# WHAT YOU ARE ASKED TO DO:
Your answer should repeat every line of the records below in which the word "Dashboard" appears.

# EXERCISE INPUTS:
____
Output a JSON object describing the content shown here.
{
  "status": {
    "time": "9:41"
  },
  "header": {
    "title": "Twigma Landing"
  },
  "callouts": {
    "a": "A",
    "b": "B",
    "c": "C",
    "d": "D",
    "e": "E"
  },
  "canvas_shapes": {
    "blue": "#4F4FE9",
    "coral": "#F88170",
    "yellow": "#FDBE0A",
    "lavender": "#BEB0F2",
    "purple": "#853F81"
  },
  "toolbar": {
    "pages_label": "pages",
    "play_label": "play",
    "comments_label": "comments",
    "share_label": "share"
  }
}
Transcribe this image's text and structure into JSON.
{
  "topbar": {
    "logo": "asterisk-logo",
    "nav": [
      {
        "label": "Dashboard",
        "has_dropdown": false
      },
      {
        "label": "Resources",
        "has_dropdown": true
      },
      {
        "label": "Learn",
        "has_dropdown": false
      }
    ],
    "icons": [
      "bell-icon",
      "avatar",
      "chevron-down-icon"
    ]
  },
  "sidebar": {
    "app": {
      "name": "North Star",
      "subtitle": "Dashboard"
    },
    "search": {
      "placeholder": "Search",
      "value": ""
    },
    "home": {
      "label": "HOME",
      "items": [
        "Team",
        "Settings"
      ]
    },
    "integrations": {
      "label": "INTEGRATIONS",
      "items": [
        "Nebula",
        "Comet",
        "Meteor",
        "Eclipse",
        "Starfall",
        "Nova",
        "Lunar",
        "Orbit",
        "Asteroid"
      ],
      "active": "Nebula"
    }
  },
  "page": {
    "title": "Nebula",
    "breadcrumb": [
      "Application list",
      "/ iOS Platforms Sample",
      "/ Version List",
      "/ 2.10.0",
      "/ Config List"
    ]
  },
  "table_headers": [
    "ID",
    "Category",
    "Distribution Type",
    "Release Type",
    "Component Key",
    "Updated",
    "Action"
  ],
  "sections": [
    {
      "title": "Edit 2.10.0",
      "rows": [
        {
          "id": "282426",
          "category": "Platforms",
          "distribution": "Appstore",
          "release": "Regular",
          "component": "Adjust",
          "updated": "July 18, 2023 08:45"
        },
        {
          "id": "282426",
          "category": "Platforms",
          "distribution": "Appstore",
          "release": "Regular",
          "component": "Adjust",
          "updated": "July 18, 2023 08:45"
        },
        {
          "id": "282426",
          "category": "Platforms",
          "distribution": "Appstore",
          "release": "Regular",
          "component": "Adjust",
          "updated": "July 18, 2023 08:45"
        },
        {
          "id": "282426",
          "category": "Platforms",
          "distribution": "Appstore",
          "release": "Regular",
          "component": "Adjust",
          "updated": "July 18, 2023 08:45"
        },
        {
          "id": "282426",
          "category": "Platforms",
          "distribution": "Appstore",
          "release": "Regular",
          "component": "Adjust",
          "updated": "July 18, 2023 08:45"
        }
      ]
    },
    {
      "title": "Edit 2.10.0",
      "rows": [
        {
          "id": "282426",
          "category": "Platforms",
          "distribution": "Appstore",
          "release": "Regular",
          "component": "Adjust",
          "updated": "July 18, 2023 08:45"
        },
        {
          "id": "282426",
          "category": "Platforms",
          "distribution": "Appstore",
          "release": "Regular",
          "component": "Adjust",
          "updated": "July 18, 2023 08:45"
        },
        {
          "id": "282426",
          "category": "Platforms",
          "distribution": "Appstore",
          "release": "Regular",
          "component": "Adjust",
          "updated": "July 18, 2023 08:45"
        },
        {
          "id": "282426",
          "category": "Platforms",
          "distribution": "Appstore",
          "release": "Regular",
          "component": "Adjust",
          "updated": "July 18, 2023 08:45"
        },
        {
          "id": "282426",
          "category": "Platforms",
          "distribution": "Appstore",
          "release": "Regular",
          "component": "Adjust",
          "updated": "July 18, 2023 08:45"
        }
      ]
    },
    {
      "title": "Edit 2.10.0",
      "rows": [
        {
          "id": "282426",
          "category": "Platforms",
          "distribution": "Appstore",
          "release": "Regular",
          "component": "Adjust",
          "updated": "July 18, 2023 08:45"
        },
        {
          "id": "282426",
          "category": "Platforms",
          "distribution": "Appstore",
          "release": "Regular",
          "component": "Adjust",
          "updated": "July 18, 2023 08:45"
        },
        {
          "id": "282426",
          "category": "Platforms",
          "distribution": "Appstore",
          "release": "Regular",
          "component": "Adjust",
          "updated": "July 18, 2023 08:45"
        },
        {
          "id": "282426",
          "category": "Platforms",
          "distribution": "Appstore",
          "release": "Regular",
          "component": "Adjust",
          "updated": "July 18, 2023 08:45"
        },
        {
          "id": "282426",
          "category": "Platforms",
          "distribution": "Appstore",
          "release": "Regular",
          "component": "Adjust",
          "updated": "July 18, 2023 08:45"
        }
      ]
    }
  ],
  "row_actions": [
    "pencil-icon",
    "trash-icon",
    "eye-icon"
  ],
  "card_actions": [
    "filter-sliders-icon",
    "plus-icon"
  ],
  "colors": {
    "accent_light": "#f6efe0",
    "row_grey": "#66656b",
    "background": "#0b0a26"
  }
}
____
# ANSWER TO THE PROBLEM:
        "label": "Dashboard",
      "subtitle": "Dashboard"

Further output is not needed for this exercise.